Australian Mack Horton called his win one "for the good guys"
The remarks sparked outrage in China and led to demands for an apology
Australia's chef de mission said Horton "has every right to express his views"
Australia has refused to apologize after an Olympic swimmer sparked outrage by accusing China’s Sun Yang of being a “drug cheat.”
Speaking to the media after beating Sun by a mere .16 of a second to win the 400m freestyle gold , Mack Horton described his win as one “for the good guys.”
Prior to the race, Horton said Sun, who served a three-month ban for testing positive for a banned substance in 2014, was a “drug cheat.”
Australia’s chef de mission Kitty Chiller flatly ruled out any chance of an apology on Tuesday, according to CNN affiliate Sky News Australia.

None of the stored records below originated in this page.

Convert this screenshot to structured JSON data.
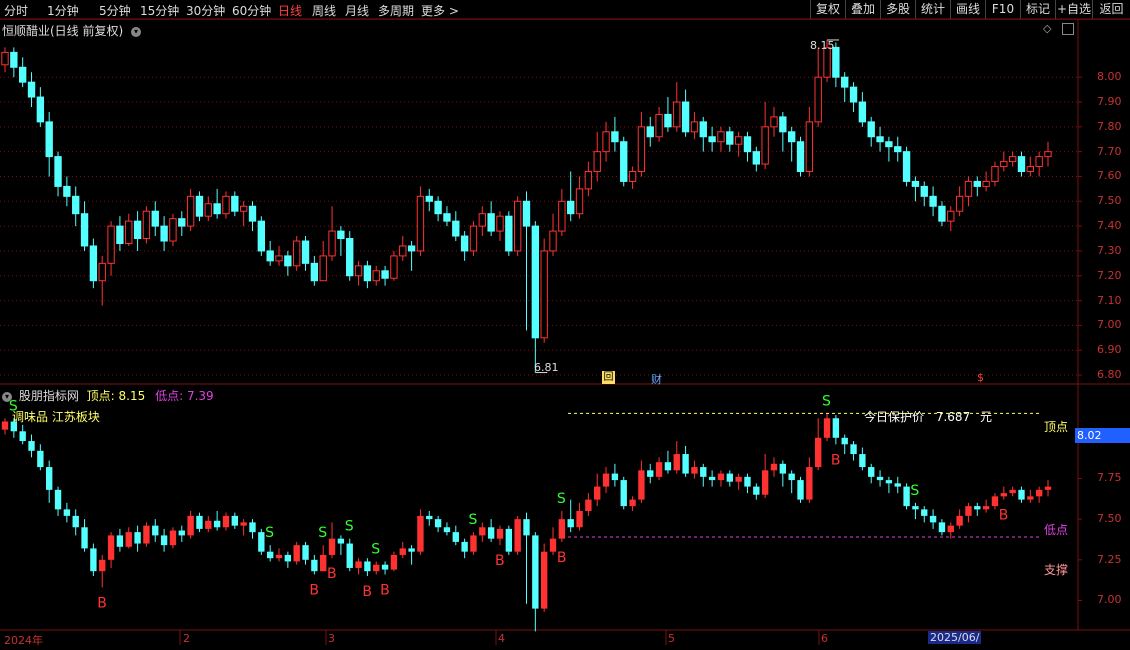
{
  "toolbar": {
    "periods": [
      "分时",
      "1分钟",
      "5分钟",
      "15分钟",
      "30分钟",
      "60分钟",
      "日线",
      "周线",
      "月线",
      "多周期",
      "更多 >"
    ],
    "active_period": "日线",
    "tools": [
      "复权",
      "叠加",
      "多股",
      "统计",
      "画线",
      "F10",
      "标记",
      "+自选",
      "返回"
    ]
  },
  "main_panel": {
    "title": "恒顺醋业(日线 前复权)",
    "high_label": "8.15",
    "low_label": "6.81",
    "marker_hui": "回",
    "marker_cai": "财",
    "marker_dollar": "$",
    "yticks": [
      "8.00",
      "7.90",
      "7.80",
      "7.70",
      "7.60",
      "7.50",
      "7.40",
      "7.30",
      "7.20",
      "7.10",
      "7.00",
      "6.90",
      "6.80"
    ]
  },
  "indicator_panel": {
    "name": "股朋指标网",
    "top_label": "顶点:",
    "top_value": "8.15",
    "low_label": "低点:",
    "low_value": "7.39",
    "sector": "调味品 江苏板块",
    "protect_label": "今日保护价",
    "protect_value": "7.687",
    "protect_unit": "元",
    "line_top": "顶点",
    "line_low": "低点",
    "support": "支撑",
    "current_price": "8.02",
    "yticks": [
      "8.00",
      "7.75",
      "7.50",
      "7.25",
      "7.00"
    ],
    "s_label": "S",
    "b_label": "B"
  },
  "date_axis": {
    "labels": [
      "2024年",
      "2",
      "3",
      "4",
      "5",
      "6"
    ],
    "highlight": "2025/06/"
  },
  "colors": {
    "up": "#ff3232",
    "down": "#54ffff",
    "grid": "#7a1010",
    "top_line": "#ffff66",
    "low_line": "#e040e0"
  },
  "chart_data": {
    "type": "candlestick",
    "y_range": [
      6.78,
      8.22
    ],
    "high": 8.15,
    "low": 6.81,
    "candles": [
      [
        8.05,
        8.1,
        8.12,
        8.02
      ],
      [
        8.1,
        8.04,
        8.12,
        8.0
      ],
      [
        8.04,
        7.98,
        8.08,
        7.96
      ],
      [
        7.98,
        7.92,
        8.02,
        7.88
      ],
      [
        7.92,
        7.82,
        7.96,
        7.8
      ],
      [
        7.82,
        7.68,
        7.86,
        7.6
      ],
      [
        7.68,
        7.56,
        7.7,
        7.52
      ],
      [
        7.56,
        7.52,
        7.6,
        7.48
      ],
      [
        7.52,
        7.45,
        7.56,
        7.4
      ],
      [
        7.45,
        7.32,
        7.5,
        7.3
      ],
      [
        7.32,
        7.18,
        7.35,
        7.15
      ],
      [
        7.18,
        7.25,
        7.28,
        7.08
      ],
      [
        7.25,
        7.4,
        7.42,
        7.2
      ],
      [
        7.4,
        7.33,
        7.44,
        7.3
      ],
      [
        7.33,
        7.42,
        7.45,
        7.32
      ],
      [
        7.42,
        7.35,
        7.46,
        7.3
      ],
      [
        7.35,
        7.46,
        7.48,
        7.33
      ],
      [
        7.46,
        7.4,
        7.5,
        7.36
      ],
      [
        7.4,
        7.34,
        7.44,
        7.3
      ],
      [
        7.34,
        7.43,
        7.45,
        7.32
      ],
      [
        7.43,
        7.4,
        7.46,
        7.36
      ],
      [
        7.4,
        7.52,
        7.55,
        7.38
      ],
      [
        7.52,
        7.44,
        7.54,
        7.42
      ],
      [
        7.44,
        7.49,
        7.52,
        7.42
      ],
      [
        7.49,
        7.45,
        7.55,
        7.43
      ],
      [
        7.45,
        7.52,
        7.54,
        7.43
      ],
      [
        7.52,
        7.46,
        7.54,
        7.44
      ],
      [
        7.46,
        7.48,
        7.5,
        7.4
      ],
      [
        7.48,
        7.42,
        7.5,
        7.38
      ],
      [
        7.42,
        7.3,
        7.44,
        7.28
      ],
      [
        7.3,
        7.26,
        7.34,
        7.24
      ],
      [
        7.26,
        7.28,
        7.32,
        7.24
      ],
      [
        7.28,
        7.24,
        7.3,
        7.2
      ],
      [
        7.24,
        7.34,
        7.36,
        7.22
      ],
      [
        7.34,
        7.25,
        7.36,
        7.22
      ],
      [
        7.25,
        7.18,
        7.28,
        7.16
      ],
      [
        7.18,
        7.28,
        7.34,
        7.18
      ],
      [
        7.28,
        7.38,
        7.48,
        7.26
      ],
      [
        7.38,
        7.35,
        7.4,
        7.28
      ],
      [
        7.35,
        7.2,
        7.38,
        7.18
      ],
      [
        7.2,
        7.24,
        7.26,
        7.16
      ],
      [
        7.24,
        7.18,
        7.26,
        7.15
      ],
      [
        7.18,
        7.22,
        7.24,
        7.16
      ],
      [
        7.22,
        7.19,
        7.24,
        7.16
      ],
      [
        7.19,
        7.28,
        7.3,
        7.18
      ],
      [
        7.28,
        7.32,
        7.36,
        7.26
      ],
      [
        7.32,
        7.3,
        7.34,
        7.22
      ],
      [
        7.3,
        7.52,
        7.56,
        7.28
      ],
      [
        7.52,
        7.5,
        7.55,
        7.46
      ],
      [
        7.5,
        7.45,
        7.52,
        7.42
      ],
      [
        7.45,
        7.42,
        7.48,
        7.4
      ],
      [
        7.42,
        7.36,
        7.46,
        7.34
      ],
      [
        7.36,
        7.3,
        7.38,
        7.26
      ],
      [
        7.3,
        7.4,
        7.42,
        7.28
      ],
      [
        7.4,
        7.45,
        7.48,
        7.36
      ],
      [
        7.45,
        7.38,
        7.5,
        7.36
      ],
      [
        7.38,
        7.44,
        7.46,
        7.34
      ],
      [
        7.44,
        7.3,
        7.46,
        7.28
      ],
      [
        7.3,
        7.5,
        7.52,
        7.28
      ],
      [
        7.5,
        7.4,
        7.54,
        6.98
      ],
      [
        7.4,
        6.95,
        7.42,
        6.81
      ],
      [
        6.95,
        7.3,
        7.35,
        6.93
      ],
      [
        7.3,
        7.38,
        7.45,
        7.28
      ],
      [
        7.38,
        7.5,
        7.55,
        7.36
      ],
      [
        7.5,
        7.45,
        7.62,
        7.42
      ],
      [
        7.45,
        7.55,
        7.6,
        7.43
      ],
      [
        7.55,
        7.62,
        7.66,
        7.52
      ],
      [
        7.62,
        7.7,
        7.78,
        7.58
      ],
      [
        7.7,
        7.78,
        7.82,
        7.66
      ],
      [
        7.78,
        7.74,
        7.84,
        7.7
      ],
      [
        7.74,
        7.58,
        7.76,
        7.56
      ],
      [
        7.58,
        7.62,
        7.64,
        7.55
      ],
      [
        7.62,
        7.8,
        7.86,
        7.6
      ],
      [
        7.8,
        7.76,
        7.84,
        7.72
      ],
      [
        7.76,
        7.85,
        7.88,
        7.74
      ],
      [
        7.85,
        7.8,
        7.92,
        7.78
      ],
      [
        7.8,
        7.9,
        7.98,
        7.78
      ],
      [
        7.9,
        7.78,
        7.95,
        7.76
      ],
      [
        7.78,
        7.82,
        7.86,
        7.75
      ],
      [
        7.82,
        7.76,
        7.84,
        7.7
      ],
      [
        7.76,
        7.74,
        7.8,
        7.7
      ],
      [
        7.74,
        7.78,
        7.8,
        7.7
      ],
      [
        7.78,
        7.73,
        7.8,
        7.7
      ],
      [
        7.73,
        7.76,
        7.78,
        7.68
      ],
      [
        7.76,
        7.7,
        7.78,
        7.66
      ],
      [
        7.7,
        7.65,
        7.72,
        7.62
      ],
      [
        7.65,
        7.8,
        7.9,
        7.63
      ],
      [
        7.8,
        7.84,
        7.88,
        7.76
      ],
      [
        7.84,
        7.78,
        7.86,
        7.7
      ],
      [
        7.78,
        7.74,
        7.8,
        7.66
      ],
      [
        7.74,
        7.62,
        7.76,
        7.6
      ],
      [
        7.62,
        7.82,
        7.88,
        7.6
      ],
      [
        7.82,
        8.0,
        8.12,
        7.8
      ],
      [
        8.0,
        8.12,
        8.15,
        7.98
      ],
      [
        8.12,
        8.0,
        8.14,
        7.96
      ],
      [
        8.0,
        7.96,
        8.02,
        7.9
      ],
      [
        7.96,
        7.9,
        7.98,
        7.86
      ],
      [
        7.9,
        7.82,
        7.94,
        7.8
      ],
      [
        7.82,
        7.76,
        7.84,
        7.72
      ],
      [
        7.76,
        7.74,
        7.8,
        7.7
      ],
      [
        7.74,
        7.72,
        7.76,
        7.66
      ],
      [
        7.72,
        7.7,
        7.76,
        7.66
      ],
      [
        7.7,
        7.58,
        7.72,
        7.56
      ],
      [
        7.58,
        7.56,
        7.6,
        7.5
      ],
      [
        7.56,
        7.52,
        7.58,
        7.48
      ],
      [
        7.52,
        7.48,
        7.56,
        7.44
      ],
      [
        7.48,
        7.42,
        7.5,
        7.4
      ],
      [
        7.42,
        7.46,
        7.48,
        7.38
      ],
      [
        7.46,
        7.52,
        7.56,
        7.44
      ],
      [
        7.52,
        7.58,
        7.6,
        7.48
      ],
      [
        7.58,
        7.56,
        7.6,
        7.52
      ],
      [
        7.56,
        7.58,
        7.62,
        7.54
      ],
      [
        7.58,
        7.64,
        7.66,
        7.56
      ],
      [
        7.64,
        7.66,
        7.7,
        7.62
      ],
      [
        7.66,
        7.68,
        7.7,
        7.64
      ],
      [
        7.68,
        7.62,
        7.7,
        7.6
      ],
      [
        7.62,
        7.64,
        7.68,
        7.6
      ],
      [
        7.64,
        7.68,
        7.7,
        7.6
      ],
      [
        7.68,
        7.7,
        7.74,
        7.64
      ]
    ],
    "signals": [
      {
        "i": 1,
        "type": "S"
      },
      {
        "i": 11,
        "type": "B"
      },
      {
        "i": 30,
        "type": "S"
      },
      {
        "i": 35,
        "type": "B"
      },
      {
        "i": 36,
        "type": "S"
      },
      {
        "i": 37,
        "type": "B"
      },
      {
        "i": 39,
        "type": "S"
      },
      {
        "i": 41,
        "type": "B"
      },
      {
        "i": 42,
        "type": "S"
      },
      {
        "i": 43,
        "type": "B"
      },
      {
        "i": 53,
        "type": "S"
      },
      {
        "i": 56,
        "type": "B"
      },
      {
        "i": 63,
        "type": "S"
      },
      {
        "i": 63,
        "type": "B"
      },
      {
        "i": 93,
        "type": "S"
      },
      {
        "i": 94,
        "type": "B"
      },
      {
        "i": 103,
        "type": "S"
      },
      {
        "i": 113,
        "type": "B"
      }
    ]
  }
}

Speaking to reporters, she said Horton “has every right to express his views and his displeasure.”
“We have no intention of making an apology,” she added.
The spat adds another dimension to the men’s 1500m freestyle race on Friday, when Sun and Horton will face off again. Sun won gold in the 200m freestyle on Monday.
‘Don’t cry Sun’
The Australian’s comments sparked fury in China after an emotional Sun broke down in the post-race press conference, accusing Horton of deliberately trying to psych him out.
A hashtag “Sun Yang Don’t Cry” quickly went viral on the Chinese web, and Horton’s Facebook, Twitter and Instagram posts were flooded with comments attacking him and demanding he apologize to Sun.
“You are too complacent and will die quickly,” read a comment on one of Horton’s Instagram posts. Others called him a “loser” and “shameful,” and flooded the comments with the snake emoji.
Chinese state media also joined in the outrage. An op-ed published by the nationalistic tabloid Global Times described Australia as a country “at the fringes of civilization” and referred to its history as “Britain’s offshore prison.”
Horton “couldn’t hold in his cynical smugness after beating Sun, and the Australian media recklessly spread Horton’s rude speech,” the op-ed said.
Sorry not sorry
Speaking to state-run news agency Xinhua, Chinese swim team manager Xu Qi said Horton’s “inappropriate words greatly hurt the feelings between Chinese and Australian swimmers.”
“We strongly demand an apology from this swimmer,” Xu added.
Meanwhile, Australian medalists also backed Horton, according to Sky, including gold medalist trap shooter Catherine Skinner and the bronze medalist diving pair Maddison Keeney and Annabelle Smith.
“I’m all for clean sport. Everyone should have an equal playing field,” Keeney said. “I support Mack. I’m with him all the way.”
Global Times hit back immediately, saying in an official editorial that, while it was unsurprising that the Australians were unwilling to discipline a recent gold medalist, the affair demonstrated the Australian Olympic committee’s “swaggering ego.”
“Horton and his backers represent the dark side of Australian society, and it is time for us to look at the bright side of the Olympic Games,” the editorial said. “This trifling botheration won’t ruin our beautiful memories of this grand event.”